You have probably seen this picture before. Within Minerva, we call this picture “The Chaos Slide”. It describes the situation many companies are facing today:
They use a lot of different applications to manage their data.
- Unfortunately, these applications are not interconnected.
- That means you cannot be sure that your have access to the right version of your data.
- These small isolated islands of data create a chaotic environment inside your organization that hurts your overall productivity in the end.
Most people don’t realize that they are inside this chaos.
Over the past 20 years, I’ve had the opportunity to meet with multiple companies. After much discussion on their business processes, we ultimately arrive with a picture like the one above.
For years, companies have spent numerous dollars on their Manufacturing, Financial and Logistics systems. But the lack of investment in a proper data management system, has left many engineering processes behind.
I believe it is about time for a change.
Here is why you should consider changing the way you work today:
- Are you working smart today? If not, you should!
A lot of companies arrive at this “chaos slide”situation through rapid growth. Other companies end up at this point by having employees who autonomously apply quick fix solutions to a problem within a department. I’m sure many of you can reflect on your own journey.
But you need to ask yourself, is this really the smartest way to work?
- If your data is not connected, how do you trace the impact of a change to a requirement?
- And how can you make sure that your documentation, product specification, cost estimate, CAD drawings, marketing, validation, and your verification plans are updated to the latest version?
The point is, do you have smart processes within your organization? And if not, how can you optimize?
- Your engineers should spend their time on engineering!
Speaking about working smart. Do you know what your engineers are spending most of their time doing? Most likely, it’s not engineering.
Engineers are problem solvers by nature. If they need a spreadsheet, an application or even a paper process to handle their data, they will create it.
The problem with this process is; engineers are not necessarily good at looking at how these small quick fix solutions affect the bigger picture in the organization. Thus, if you have several separate applications within your organization, you will end up with a lot of small non-connected data islands.
And unfortunately, that process leads to:
- Duplicate data
- Processes being done in several places with the risk of no data visibility or traceability
- No single source of the truth
Your engineers should not be spending time on filling out spreadsheets or forms or participating in status meetings. They should spend their time on value-added activities like actual engineering.
You need to make sure that your organization has access to a system that supports the flow of data throughout your organization.
- Convince your CFO that better systems and processes is worth the investment!
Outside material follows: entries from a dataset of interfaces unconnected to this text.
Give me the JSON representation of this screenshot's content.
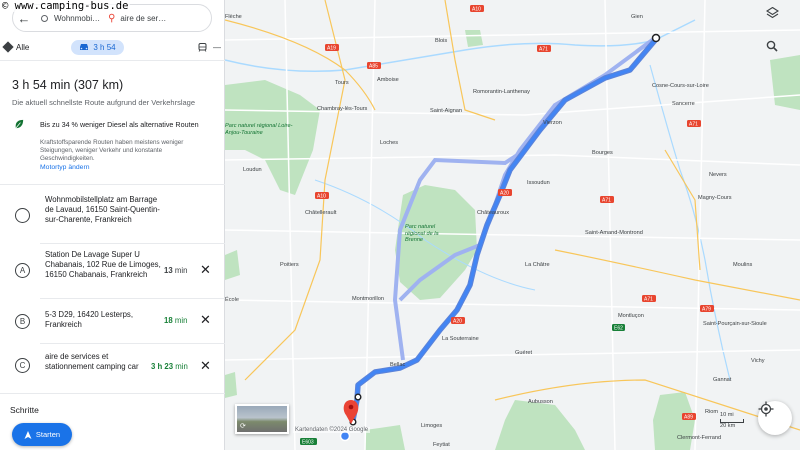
{
  "watermark": "© www.camping-bus.de",
  "search": {
    "origin": "Wohnmobi…",
    "destination": "aire de ser…"
  },
  "modes": {
    "all_label": "Alle",
    "car_time": "3 h 54"
  },
  "summary": {
    "title": "3 h 54 min (307 km)",
    "subtitle": "Die aktuell schnellste Route aufgrund der Verkehrslage"
  },
  "eco": {
    "headline": "Bis zu 34 % weniger Diesel als alternative Routen",
    "detail": "Kraftstoffsparende Routen haben meistens weniger Steigungen, weniger Verkehr und konstante Geschwindigkeiten.",
    "link": "Motortyp ändern"
  },
  "stops": [
    {
      "marker": "",
      "text": "Wohnmobilstellplatz am Barrage de Lavaud, 16150 Saint-Quentin-sur-Charente, Frankreich",
      "duration_num": "",
      "duration_unit": ""
    },
    {
      "marker": "A",
      "text": "Station De Lavage Super U Chabanais, 102 Rue de Limoges, 16150 Chabanais, Frankreich",
      "duration_num": "13",
      "duration_unit": " min"
    },
    {
      "marker": "B",
      "text": "5-3 D29, 16420 Lesterps, Frankreich",
      "duration_num": "18",
      "duration_unit": " min"
    },
    {
      "marker": "C",
      "text": "aire de services et stationnement camping car",
      "duration_num": "3 h 23",
      "duration_unit": " min"
    }
  ],
  "steps_label": "Schritte",
  "start_label": "Starten",
  "map": {
    "credits": "Kartendaten ©2024 Google",
    "scale_label": "10 mi",
    "scale_label2": "20 km",
    "cities": {
      "fleche": "Flèche",
      "blois": "Blois",
      "gien": "Gien",
      "amboise": "Amboise",
      "tours": "Tours",
      "chambray": "Chambray-lès-Tours",
      "romorantin": "Romorantin-Lanthenay",
      "saintaignan": "Saint-Aignan",
      "vierzon": "Vierzon",
      "cosne": "Cosne-Cours-sur-Loire",
      "sancerre": "Sancerre",
      "loches": "Loches",
      "bourges": "Bourges",
      "loudun": "Loudun",
      "issoudun": "Issoudun",
      "nevers": "Nevers",
      "magny": "Magny-Cours",
      "chatellerault": "Châtellerault",
      "chateauroux": "Châteauroux",
      "saintamand": "Saint-Amand-Montrond",
      "poitiers": "Poitiers",
      "lachatre": "La Châtre",
      "moulins": "Moulins",
      "montmorillon": "Montmorillon",
      "montlucon": "Montluçon",
      "saintpourcain": "Saint-Pourçain-sur-Sioule",
      "lasouterraine": "La Souterraine",
      "gueret": "Guéret",
      "bellac": "Bellac",
      "vichy": "Vichy",
      "gannat": "Gannat",
      "aubusson": "Aubusson",
      "riom": "Riom",
      "clermont": "Clermont-Ferrand",
      "limoges": "Limoges",
      "feytiat": "Feytiat",
      "ecole": "École"
    },
    "parks": {
      "touraine": "Parc naturel régional Loire-Anjou-Touraine",
      "brenne": "Parc naturel régional de la Brenne"
    },
    "roads": [
      "A10",
      "A19",
      "A71",
      "A85",
      "A20",
      "A20",
      "A71",
      "A71",
      "A79",
      "A89",
      "E62",
      "E603",
      "A10",
      "A71"
    ]
  }
}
It might seem unfair to you that you must justify the need for better systems and processes to your CFO. After all, your “Business of Engineering” is helping drive the revenue, right? But upgrading or even changing your organization’s data management system is quite a substantial investment in terms of time and money. So, it is obvious that any corporate CFO would like to have their say.
To put it into terms that your CFO may understand:
Dear CFO, how would you feel if you had one spreadsheet for your receivables, another spreadsheet for your payables, and a network drive to hold all your purchase order documents. For fun you can reconcile the cash on hand with a bank statement.
Apply your challenges to their situation. Maybe they will look at it from another perspective.
Now I know it is easy for me to come up with ideas for change. I am not the one to implement the changes in the organization. But if you want to push the organization forward and improve the processes, these pointers are a good way to start.
If you’re interested in hearing how we have helped other companies improve the way they do their “Business of Engineering”, please contact me at firstname.lastname@example.org.
As always, I’m interested in your comments.